Excerpts from Richard Wagner’s first opera Die Feen (first performed in Munich in 1888) take us on a journey into the Wagnerian cosmos of mythical figures: King Arindal must rescue his love, the beautiful fairy Ada. To break the spell she is under, he must perform superhuman feats that take him all the way to the underworld and help him fulfil his desires and finally even achieve immortality.
The streets are dark. Die Feen resounds from the speakers of parked cars. As the music piece evolves, it travels from one car to the next. Each of these passages is accompanied by the car’s interior light illuminating. Ten parked cars are activated in this manner, culminating in a long line of light and sound.
The metal car chassis with their combustion engines and mass-produced contrast the mythical imagery used by the young Richard Wagner. German Romanticism encounters the urban present; the reality of metropolis with the symbolism of the late 19th century. Industrial artefacts become hybrid actors, blurring the dichotomy of nature romanticism and a belief in progress.
In the sound performance Music Requisites, the third act of Richard Wagner’s opera “Die Feen” (Fairies) resounds from the speakers of parked cars. The streets are dark. As the music piece evolves, it travels from one car to the next. Each of these passages is accompanied by the car’s interior light illuminating. Eight parked cars are activated in this manner, culminating in a long line of light and sound.
The cars—as typical parts of everyday life, standing for movement, travel and relocation—are brought to life through the sounds of Richard Wagner’s music. The arias, duets and choral passages take us on an imaginary journey into a world of kings, fairies and magic. King Arindal has to free his love, the beautiful fairy Ada. In order to break the spell, he undergoes endless efforts, which lead him to the kingdom of the underworld. With the help of the magician Groma he succeeds and is united with Ada forever.
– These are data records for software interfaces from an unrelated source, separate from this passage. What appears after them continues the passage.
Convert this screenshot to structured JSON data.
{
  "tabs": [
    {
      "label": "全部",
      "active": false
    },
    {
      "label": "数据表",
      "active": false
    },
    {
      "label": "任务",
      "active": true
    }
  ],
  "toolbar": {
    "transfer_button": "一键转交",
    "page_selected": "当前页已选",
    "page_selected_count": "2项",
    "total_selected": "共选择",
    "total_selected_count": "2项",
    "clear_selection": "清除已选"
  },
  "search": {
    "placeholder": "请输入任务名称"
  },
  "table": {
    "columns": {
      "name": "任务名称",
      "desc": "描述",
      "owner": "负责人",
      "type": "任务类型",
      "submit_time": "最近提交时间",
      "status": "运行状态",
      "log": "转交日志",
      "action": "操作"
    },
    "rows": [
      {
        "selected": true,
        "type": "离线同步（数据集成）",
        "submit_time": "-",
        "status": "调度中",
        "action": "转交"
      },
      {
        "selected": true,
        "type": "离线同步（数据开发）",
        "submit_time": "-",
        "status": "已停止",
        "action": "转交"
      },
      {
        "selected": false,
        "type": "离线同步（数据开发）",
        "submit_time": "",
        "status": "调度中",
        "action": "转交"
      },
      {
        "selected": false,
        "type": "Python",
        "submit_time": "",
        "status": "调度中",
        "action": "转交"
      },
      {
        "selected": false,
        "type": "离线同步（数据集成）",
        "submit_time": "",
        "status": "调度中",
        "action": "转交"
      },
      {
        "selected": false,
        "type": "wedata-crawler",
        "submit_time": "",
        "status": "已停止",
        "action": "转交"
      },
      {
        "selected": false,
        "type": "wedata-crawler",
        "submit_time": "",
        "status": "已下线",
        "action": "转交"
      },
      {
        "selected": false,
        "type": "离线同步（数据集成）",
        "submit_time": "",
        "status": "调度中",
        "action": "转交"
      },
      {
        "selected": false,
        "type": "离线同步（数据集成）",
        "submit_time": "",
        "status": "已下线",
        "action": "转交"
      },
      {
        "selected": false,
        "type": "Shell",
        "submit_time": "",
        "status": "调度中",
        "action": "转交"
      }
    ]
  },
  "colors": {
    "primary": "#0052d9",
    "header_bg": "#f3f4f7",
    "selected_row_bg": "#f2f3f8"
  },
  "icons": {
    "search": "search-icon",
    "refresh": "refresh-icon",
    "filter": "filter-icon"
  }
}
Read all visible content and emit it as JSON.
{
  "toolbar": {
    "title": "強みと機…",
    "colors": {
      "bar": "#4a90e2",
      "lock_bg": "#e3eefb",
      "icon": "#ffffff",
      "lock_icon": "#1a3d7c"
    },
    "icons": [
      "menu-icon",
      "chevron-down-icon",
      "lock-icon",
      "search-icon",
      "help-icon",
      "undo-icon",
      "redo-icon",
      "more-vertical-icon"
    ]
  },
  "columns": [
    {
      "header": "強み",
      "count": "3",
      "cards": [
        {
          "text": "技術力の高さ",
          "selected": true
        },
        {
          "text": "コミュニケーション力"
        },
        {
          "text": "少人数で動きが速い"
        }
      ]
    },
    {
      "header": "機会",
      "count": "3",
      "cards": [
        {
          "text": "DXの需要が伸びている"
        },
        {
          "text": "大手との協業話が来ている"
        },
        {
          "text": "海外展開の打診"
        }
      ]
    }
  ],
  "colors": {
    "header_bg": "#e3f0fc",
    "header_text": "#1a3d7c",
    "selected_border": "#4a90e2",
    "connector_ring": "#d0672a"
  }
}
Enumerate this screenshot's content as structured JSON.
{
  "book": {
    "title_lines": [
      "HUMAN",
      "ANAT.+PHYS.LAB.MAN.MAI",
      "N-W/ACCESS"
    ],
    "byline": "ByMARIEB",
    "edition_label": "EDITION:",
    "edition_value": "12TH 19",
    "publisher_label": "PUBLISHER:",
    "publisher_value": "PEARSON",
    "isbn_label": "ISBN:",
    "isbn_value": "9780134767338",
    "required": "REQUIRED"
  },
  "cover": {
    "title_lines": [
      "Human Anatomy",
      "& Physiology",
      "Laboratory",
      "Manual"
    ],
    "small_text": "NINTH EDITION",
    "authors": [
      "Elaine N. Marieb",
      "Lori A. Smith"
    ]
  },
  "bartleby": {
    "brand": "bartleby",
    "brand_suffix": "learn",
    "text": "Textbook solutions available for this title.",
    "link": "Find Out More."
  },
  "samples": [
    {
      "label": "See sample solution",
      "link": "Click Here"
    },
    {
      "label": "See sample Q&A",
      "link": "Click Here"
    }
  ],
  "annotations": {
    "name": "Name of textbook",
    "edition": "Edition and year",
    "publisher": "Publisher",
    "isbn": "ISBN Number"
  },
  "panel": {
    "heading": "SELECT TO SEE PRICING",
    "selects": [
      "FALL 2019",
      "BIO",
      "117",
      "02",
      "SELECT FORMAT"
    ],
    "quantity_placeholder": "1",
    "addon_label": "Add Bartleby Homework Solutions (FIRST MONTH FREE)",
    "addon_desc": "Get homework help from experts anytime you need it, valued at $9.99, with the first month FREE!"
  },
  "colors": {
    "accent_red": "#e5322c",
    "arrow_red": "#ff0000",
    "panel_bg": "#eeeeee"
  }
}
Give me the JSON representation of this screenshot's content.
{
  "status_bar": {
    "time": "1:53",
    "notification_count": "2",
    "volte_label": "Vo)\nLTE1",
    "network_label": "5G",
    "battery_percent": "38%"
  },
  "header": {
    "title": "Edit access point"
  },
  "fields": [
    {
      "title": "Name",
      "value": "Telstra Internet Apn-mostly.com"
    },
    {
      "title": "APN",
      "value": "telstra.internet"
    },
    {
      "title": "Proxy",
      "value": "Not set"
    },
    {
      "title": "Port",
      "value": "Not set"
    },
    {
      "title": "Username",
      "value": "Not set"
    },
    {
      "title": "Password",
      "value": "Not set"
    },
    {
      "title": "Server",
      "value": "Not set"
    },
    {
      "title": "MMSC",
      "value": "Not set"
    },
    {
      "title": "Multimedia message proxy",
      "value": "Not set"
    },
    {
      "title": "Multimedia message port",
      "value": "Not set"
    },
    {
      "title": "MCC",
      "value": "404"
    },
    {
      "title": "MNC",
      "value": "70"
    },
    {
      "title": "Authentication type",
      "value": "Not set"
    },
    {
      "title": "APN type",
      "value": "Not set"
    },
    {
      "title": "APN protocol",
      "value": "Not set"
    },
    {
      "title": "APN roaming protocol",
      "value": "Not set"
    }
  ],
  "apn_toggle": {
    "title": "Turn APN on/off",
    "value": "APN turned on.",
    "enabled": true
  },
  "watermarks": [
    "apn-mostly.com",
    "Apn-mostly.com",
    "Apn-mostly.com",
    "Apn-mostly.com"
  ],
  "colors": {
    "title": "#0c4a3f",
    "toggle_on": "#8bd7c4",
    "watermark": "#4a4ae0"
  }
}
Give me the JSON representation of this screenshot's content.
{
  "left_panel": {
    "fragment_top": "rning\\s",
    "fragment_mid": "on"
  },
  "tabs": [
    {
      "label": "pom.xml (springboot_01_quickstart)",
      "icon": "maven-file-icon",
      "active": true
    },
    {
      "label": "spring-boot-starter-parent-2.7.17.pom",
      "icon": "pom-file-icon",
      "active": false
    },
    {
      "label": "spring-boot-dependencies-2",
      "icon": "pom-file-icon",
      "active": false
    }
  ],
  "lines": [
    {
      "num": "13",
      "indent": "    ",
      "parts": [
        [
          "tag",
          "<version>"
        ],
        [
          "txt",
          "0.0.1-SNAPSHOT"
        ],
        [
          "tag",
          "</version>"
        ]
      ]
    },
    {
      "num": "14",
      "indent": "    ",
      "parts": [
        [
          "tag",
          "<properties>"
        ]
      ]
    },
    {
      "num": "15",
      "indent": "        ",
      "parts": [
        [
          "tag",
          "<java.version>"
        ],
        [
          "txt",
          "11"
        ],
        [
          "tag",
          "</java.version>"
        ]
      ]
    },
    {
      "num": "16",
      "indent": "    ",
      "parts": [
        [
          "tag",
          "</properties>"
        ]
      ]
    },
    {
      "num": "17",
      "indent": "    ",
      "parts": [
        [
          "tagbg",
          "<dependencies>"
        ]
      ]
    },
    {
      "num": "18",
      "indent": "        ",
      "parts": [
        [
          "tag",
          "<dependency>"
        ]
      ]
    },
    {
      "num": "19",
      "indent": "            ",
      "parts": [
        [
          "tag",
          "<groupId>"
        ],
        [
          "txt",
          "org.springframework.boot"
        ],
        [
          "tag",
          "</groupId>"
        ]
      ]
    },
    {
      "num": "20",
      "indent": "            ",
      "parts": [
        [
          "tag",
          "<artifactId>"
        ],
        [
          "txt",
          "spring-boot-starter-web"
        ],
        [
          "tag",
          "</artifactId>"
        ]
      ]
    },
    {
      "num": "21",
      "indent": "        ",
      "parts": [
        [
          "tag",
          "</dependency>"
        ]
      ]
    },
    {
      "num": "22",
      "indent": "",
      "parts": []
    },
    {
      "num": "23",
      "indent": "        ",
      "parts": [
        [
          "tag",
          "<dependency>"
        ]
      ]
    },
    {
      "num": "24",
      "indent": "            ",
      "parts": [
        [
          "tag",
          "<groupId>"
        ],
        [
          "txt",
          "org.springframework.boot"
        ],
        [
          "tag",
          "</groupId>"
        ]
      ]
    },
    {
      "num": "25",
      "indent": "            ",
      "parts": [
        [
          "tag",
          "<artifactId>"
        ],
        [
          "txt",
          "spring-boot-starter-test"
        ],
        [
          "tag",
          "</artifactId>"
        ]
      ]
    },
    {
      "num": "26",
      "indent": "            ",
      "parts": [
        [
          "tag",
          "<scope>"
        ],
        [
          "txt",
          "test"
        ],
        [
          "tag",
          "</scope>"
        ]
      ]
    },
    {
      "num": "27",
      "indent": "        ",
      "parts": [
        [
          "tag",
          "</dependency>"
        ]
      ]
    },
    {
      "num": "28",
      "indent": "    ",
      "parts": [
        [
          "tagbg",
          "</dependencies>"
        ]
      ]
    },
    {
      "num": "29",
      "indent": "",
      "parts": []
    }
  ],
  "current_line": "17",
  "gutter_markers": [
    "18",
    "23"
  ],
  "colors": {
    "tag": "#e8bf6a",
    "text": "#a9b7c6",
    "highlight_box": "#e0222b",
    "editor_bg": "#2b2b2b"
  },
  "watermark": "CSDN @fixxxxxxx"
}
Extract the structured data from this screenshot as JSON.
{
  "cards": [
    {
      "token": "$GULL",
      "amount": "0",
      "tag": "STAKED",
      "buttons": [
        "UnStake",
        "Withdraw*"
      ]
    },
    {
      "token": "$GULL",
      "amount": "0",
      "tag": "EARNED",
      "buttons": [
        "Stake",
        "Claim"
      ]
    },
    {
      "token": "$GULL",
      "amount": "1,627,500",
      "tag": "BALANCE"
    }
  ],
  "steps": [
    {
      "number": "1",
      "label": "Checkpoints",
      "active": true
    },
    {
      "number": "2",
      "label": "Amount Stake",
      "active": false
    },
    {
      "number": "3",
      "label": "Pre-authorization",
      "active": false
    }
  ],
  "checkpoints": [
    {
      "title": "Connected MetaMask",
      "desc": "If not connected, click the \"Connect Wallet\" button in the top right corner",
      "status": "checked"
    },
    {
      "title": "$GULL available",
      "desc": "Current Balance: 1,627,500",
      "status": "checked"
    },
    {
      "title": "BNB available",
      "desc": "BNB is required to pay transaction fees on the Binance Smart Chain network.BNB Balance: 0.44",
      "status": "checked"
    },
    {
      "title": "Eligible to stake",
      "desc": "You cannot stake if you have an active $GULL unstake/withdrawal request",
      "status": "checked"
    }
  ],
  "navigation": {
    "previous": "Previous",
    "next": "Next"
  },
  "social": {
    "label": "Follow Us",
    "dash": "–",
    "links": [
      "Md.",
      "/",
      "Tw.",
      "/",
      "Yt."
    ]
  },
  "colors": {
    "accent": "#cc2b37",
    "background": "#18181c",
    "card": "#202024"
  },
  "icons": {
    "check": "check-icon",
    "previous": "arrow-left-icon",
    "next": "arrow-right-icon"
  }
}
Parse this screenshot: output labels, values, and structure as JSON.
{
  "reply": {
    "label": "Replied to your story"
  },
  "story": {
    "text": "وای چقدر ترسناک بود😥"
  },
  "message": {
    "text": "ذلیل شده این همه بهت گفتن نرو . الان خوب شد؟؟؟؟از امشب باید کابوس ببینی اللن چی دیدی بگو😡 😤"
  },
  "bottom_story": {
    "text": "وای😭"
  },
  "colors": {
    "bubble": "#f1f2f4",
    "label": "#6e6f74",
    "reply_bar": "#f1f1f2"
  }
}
With their motors, gasoline pipes and no less with their industrial design, cars mirror the technological developments, world economies, conflicts and policies of three centuries of human history. This is precisely the time frame when the Western world underwent its most rational era. In Music Requisites, the vehicles take on the role of amplifiers and together with the accompanying light, they intertwine legends and the mystical world with the technological or even scientific developments that guide modern life. They become platforms for telling a fantastical story, followed by the emotional Wagnerian music and the Symbolism of the late 19th century. The dramatic opera passages, affect the listener`s psychology, while unwillingly denouncing modern life.